It concerns the US government role in instigating, funding and coordinating the Arab Spring "revolutions" … The new book devotes much more attention to the personalities leading the 2011 uprisings. Some openly admitted to receiving CIA funding. Others had no idea because it was deliberately concealed from them.
The book concludes that none of the Arab Spring movements were spontaneous but that "all required careful and lengthy (5+ years) planning and coordinating by the State Department" and other groups.
According to the review, Bensaada relied on multiple original sources including "WikiLeaks cables and the websites of key CIA pass through foundations." Bensaada lists the foundations in the appendix.
Bensaada methodically lists every State Department conference and workshop the Arab Spring heroes attended, the dollar amounts spent on them by the State Department and key "democracy" promoting foundations, the specific involvement of Google, Facebook, Twitter and Obama's 2008 Internet campaign team in training Arab Spring cyberactivists …
It is getting harder and harder for officials to simply state a version of reality that significantly diverges from facts that have already been reported. It is easy in this Internet era to find multiple points of view and to make up one's own mind as to which versions are backed by evidence and which are not.
This mechanism is operative from an investment standpoint as well. The Federal Reserve officials recently hiked rates by a quarter point after stating that the US was on the road to recovery and thus currency demand was rising.
But in an article we profiled recently in staff reports, Dr. Craig Paul Roberts made the point that banks had plenty of cash reserves that were not being drawn down. In other words, the cited demand did not exist. He writes:
Look at it this way.

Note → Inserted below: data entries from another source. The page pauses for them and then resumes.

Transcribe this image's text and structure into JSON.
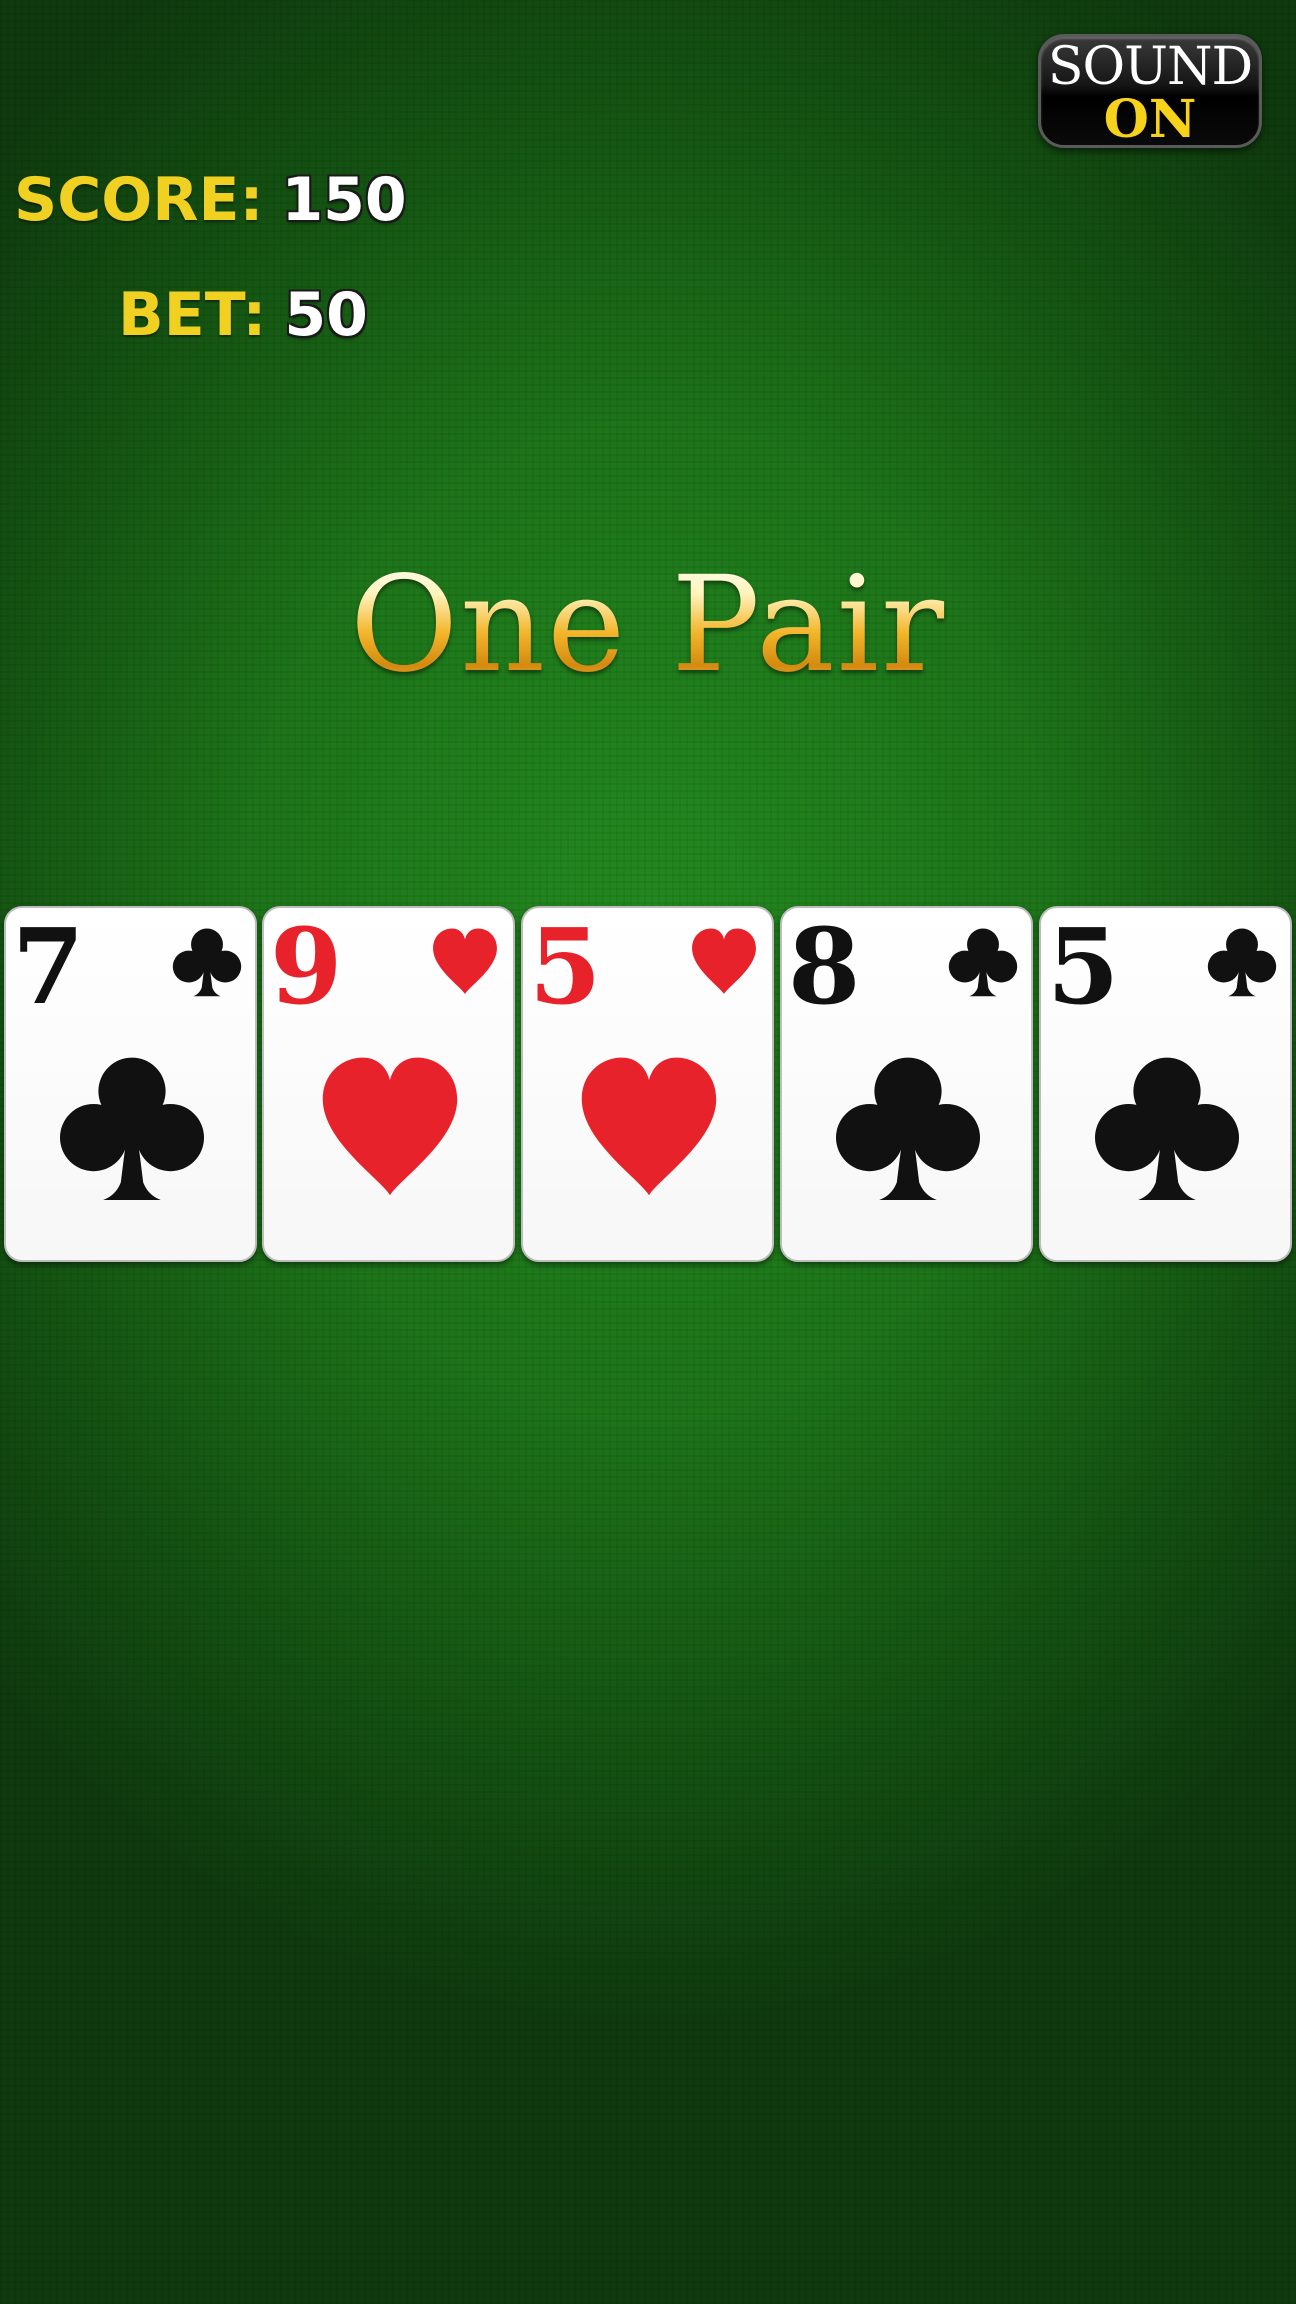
{
  "sound": {
    "line1": "SOUND",
    "line2": "ON"
  },
  "hud": {
    "score_label": "SCORE:",
    "score_value": "150",
    "bet_label": "BET:",
    "bet_value": "50"
  },
  "hand_result": "One Pair",
  "cards": [
    {
      "rank": "7",
      "suit": "club-icon",
      "color": "#111111"
    },
    {
      "rank": "9",
      "suit": "heart-icon",
      "color": "#e8222a"
    },
    {
      "rank": "5",
      "suit": "heart-icon",
      "color": "#e8222a"
    },
    {
      "rank": "8",
      "suit": "club-icon",
      "color": "#111111"
    },
    {
      "rank": "5",
      "suit": "club-icon",
      "color": "#111111"
    }
  ],
  "colors": {
    "felt": "#1d7419",
    "label_yellow": "#f0d020",
    "heart_red": "#e8222a",
    "club_black": "#111111"
  }
}
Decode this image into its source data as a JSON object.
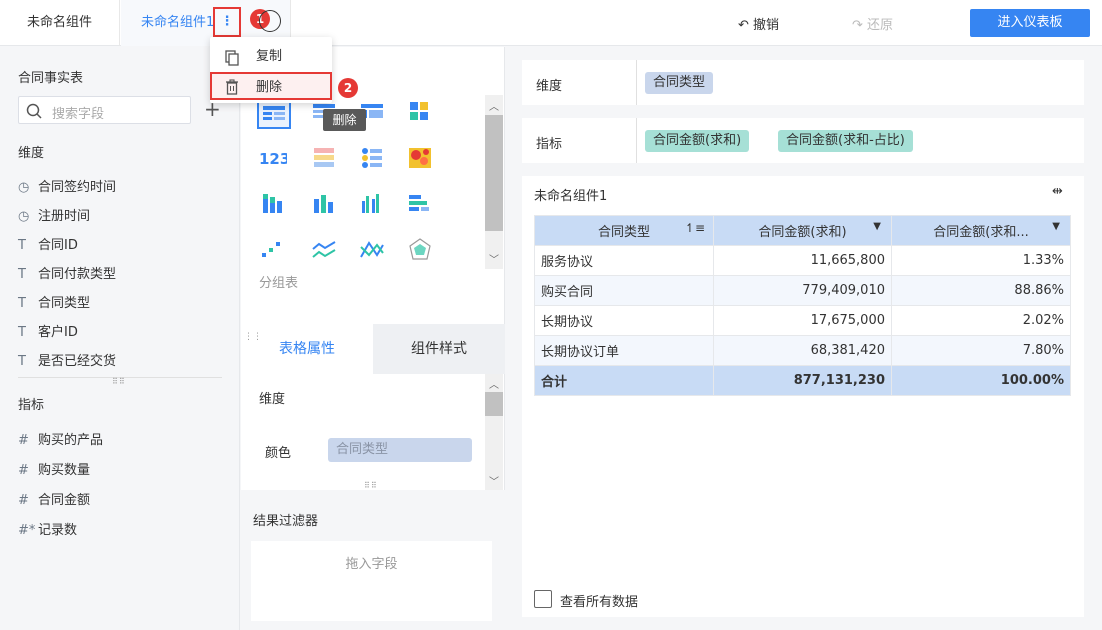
{
  "tabs": [
    {
      "label": "未命名组件"
    },
    {
      "label": "未命名组件1"
    }
  ],
  "header": {
    "undo": "撤销",
    "redo": "还原",
    "enter_dashboard": "进入仪表板"
  },
  "badges": [
    "1",
    "2"
  ],
  "menu": {
    "copy": "复制",
    "delete": "删除"
  },
  "tooltip": "删除",
  "left": {
    "table_name": "合同事实表",
    "search_placeholder": "搜索字段",
    "dimension_title": "维度",
    "dimensions": [
      {
        "icon": "clock-icon",
        "label": "合同签约时间"
      },
      {
        "icon": "clock-icon",
        "label": "注册时间"
      },
      {
        "icon": "text-icon",
        "label": "合同ID"
      },
      {
        "icon": "text-icon",
        "label": "合同付款类型"
      },
      {
        "icon": "text-icon",
        "label": "合同类型"
      },
      {
        "icon": "text-icon",
        "label": "客户ID"
      },
      {
        "icon": "text-icon",
        "label": "是否已经交货"
      }
    ],
    "measure_title": "指标",
    "measures": [
      {
        "icon": "hash-icon",
        "label": "购买的产品"
      },
      {
        "icon": "hash-icon",
        "label": "购买数量"
      },
      {
        "icon": "hash-icon",
        "label": "合同金额"
      },
      {
        "icon": "hash-star-icon",
        "label": "记录数"
      }
    ]
  },
  "middle": {
    "chart_group_label": "分组表",
    "tab_table_props": "表格属性",
    "tab_widget_style": "组件样式",
    "prop_dimension": "维度",
    "prop_color": "颜色",
    "color_field": "合同类型",
    "filter_title": "结果过滤器",
    "drop_hint": "拖入字段"
  },
  "right": {
    "dimension_label": "维度",
    "dimension_pill": "合同类型",
    "measure_label": "指标",
    "measure_pills": [
      "合同金额(求和)",
      "合同金额(求和-占比)"
    ],
    "widget_title": "未命名组件1",
    "columns": [
      "合同类型",
      "合同金额(求和)",
      "合同金额(求和..."
    ],
    "rows": [
      [
        "服务协议",
        "11,665,800",
        "1.33%"
      ],
      [
        "购买合同",
        "779,409,010",
        "88.86%"
      ],
      [
        "长期协议",
        "17,675,000",
        "2.02%"
      ],
      [
        "长期协议订单",
        "68,381,420",
        "7.80%"
      ]
    ],
    "total": [
      "合计",
      "877,131,230",
      "100.00%"
    ],
    "show_all": "查看所有数据"
  }
}
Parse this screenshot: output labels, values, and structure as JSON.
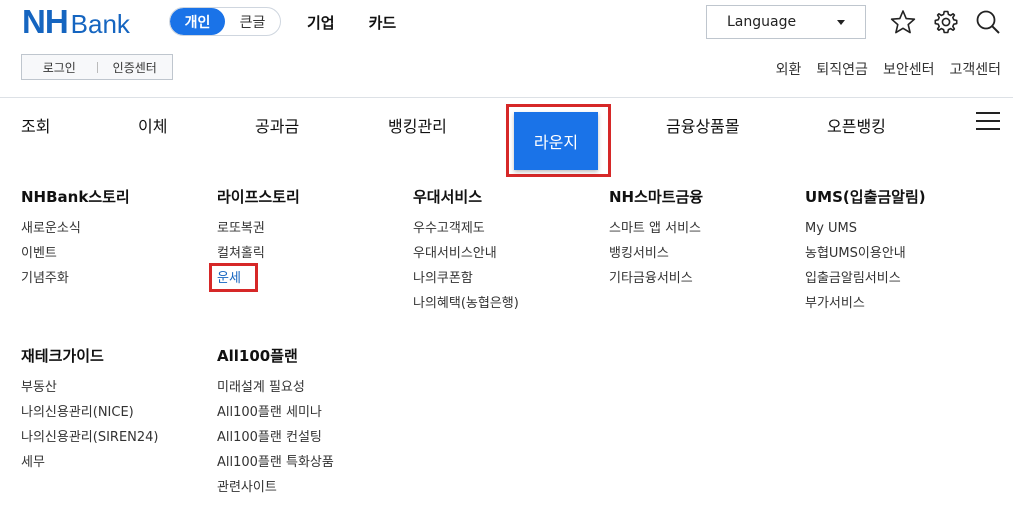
{
  "brand": {
    "nh": "NH",
    "bank": "Bank",
    "color": "#1565c0"
  },
  "segment": {
    "personal": "개인",
    "large": "큰글"
  },
  "top_nav": [
    "기업",
    "카드"
  ],
  "language": {
    "label": "Language"
  },
  "auth": {
    "login": "로그인",
    "cert": "인증센터"
  },
  "utility": [
    "외환",
    "퇴직연금",
    "보안센터",
    "고객센터"
  ],
  "main_nav": [
    "조회",
    "이체",
    "공과금",
    "뱅킹관리",
    "라운지",
    "금융상품몰",
    "오픈뱅킹"
  ],
  "active_main": "라운지",
  "accent": "#1a73e8",
  "highlight": "#d62828",
  "menu": [
    {
      "title": "NHBank스토리",
      "items": [
        "새로운소식",
        "이벤트",
        "기념주화"
      ]
    },
    {
      "title": "라이프스토리",
      "items": [
        "로또복권",
        "컬쳐홀릭",
        "운세"
      ]
    },
    {
      "title": "우대서비스",
      "items": [
        "우수고객제도",
        "우대서비스안내",
        "나의쿠폰함",
        "나의혜택(농협은행)"
      ]
    },
    {
      "title": "NH스마트금융",
      "items": [
        "스마트 앱 서비스",
        "뱅킹서비스",
        "기타금융서비스"
      ]
    },
    {
      "title": "UMS(입출금알림)",
      "items": [
        "My UMS",
        "농협UMS이용안내",
        "입출금알림서비스",
        "부가서비스"
      ]
    },
    {
      "title": "재테크가이드",
      "items": [
        "부동산",
        "나의신용관리(NICE)",
        "나의신용관리(SIREN24)",
        "세무"
      ]
    },
    {
      "title": "All100플랜",
      "items": [
        "미래설계 필요성",
        "All100플랜 세미나",
        "All100플랜 컨설팅",
        "All100플랜 특화상품",
        "관련사이트"
      ]
    }
  ],
  "icons": {
    "favorite": "star-icon",
    "settings": "gear-icon",
    "search": "search-icon",
    "menu": "hamburger-icon"
  }
}
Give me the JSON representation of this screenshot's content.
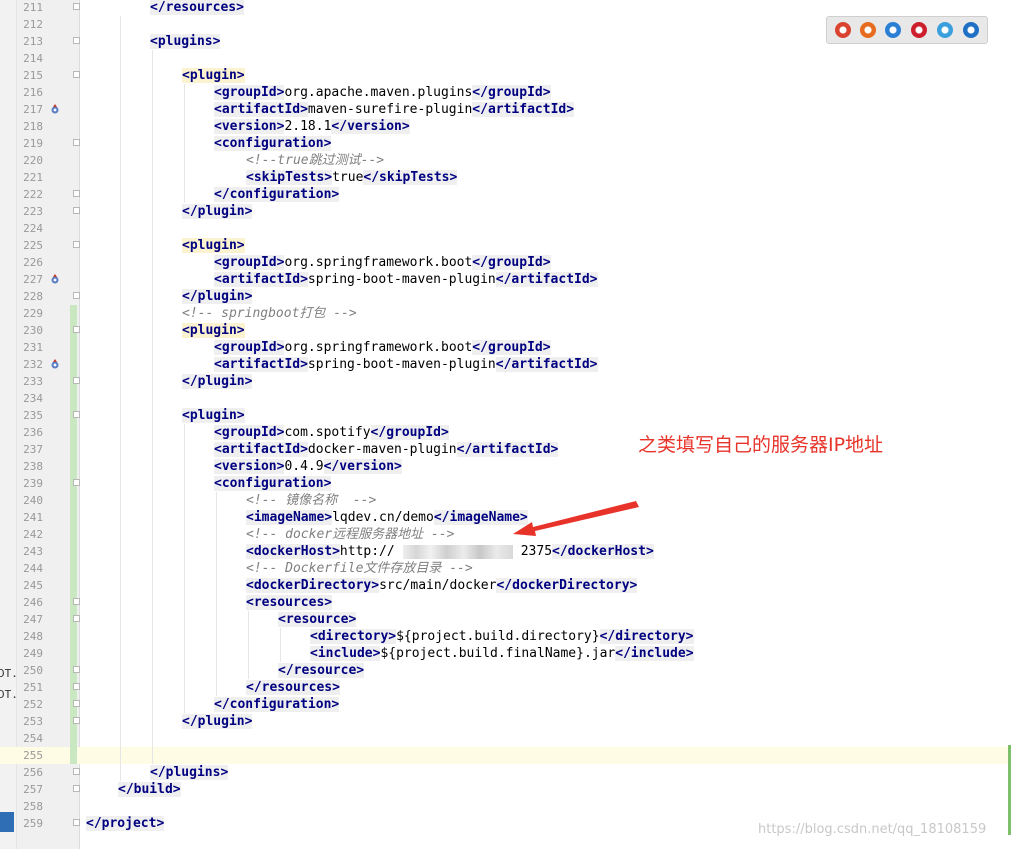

The banking system as a whole does not need to borrow, as it is sitting on $2.42 trillion in excess reserves. The negative impact of the "rate hike" affects only smaller banks that are lending to businesses and consumers.
In the 20th century, it was hard to check official statements. But in the 21st century, the Internet has made such fact checking a good deal more convenient. As a result, Western institutions find it more difficult to reshape history.
This is probably the reason that the approval ratings in the US for Congress are in the single digits. I would suspect that at this moment Europeans don't feel much better about Brussels. When it comes to investing, we should be especially careful to ascertain that what we are being told is true.
Political untruths can confuse us and make it more difficult for us to understand what is going on in the world. But untruths about economics and investing can cost us money, sometimes a good deal.
Generally when it comes to statements by authorities these days, one can surely follow the old dictum, "trust but verify." Fortunately, the Internet lets us do so. We should use it for these purposes, among others.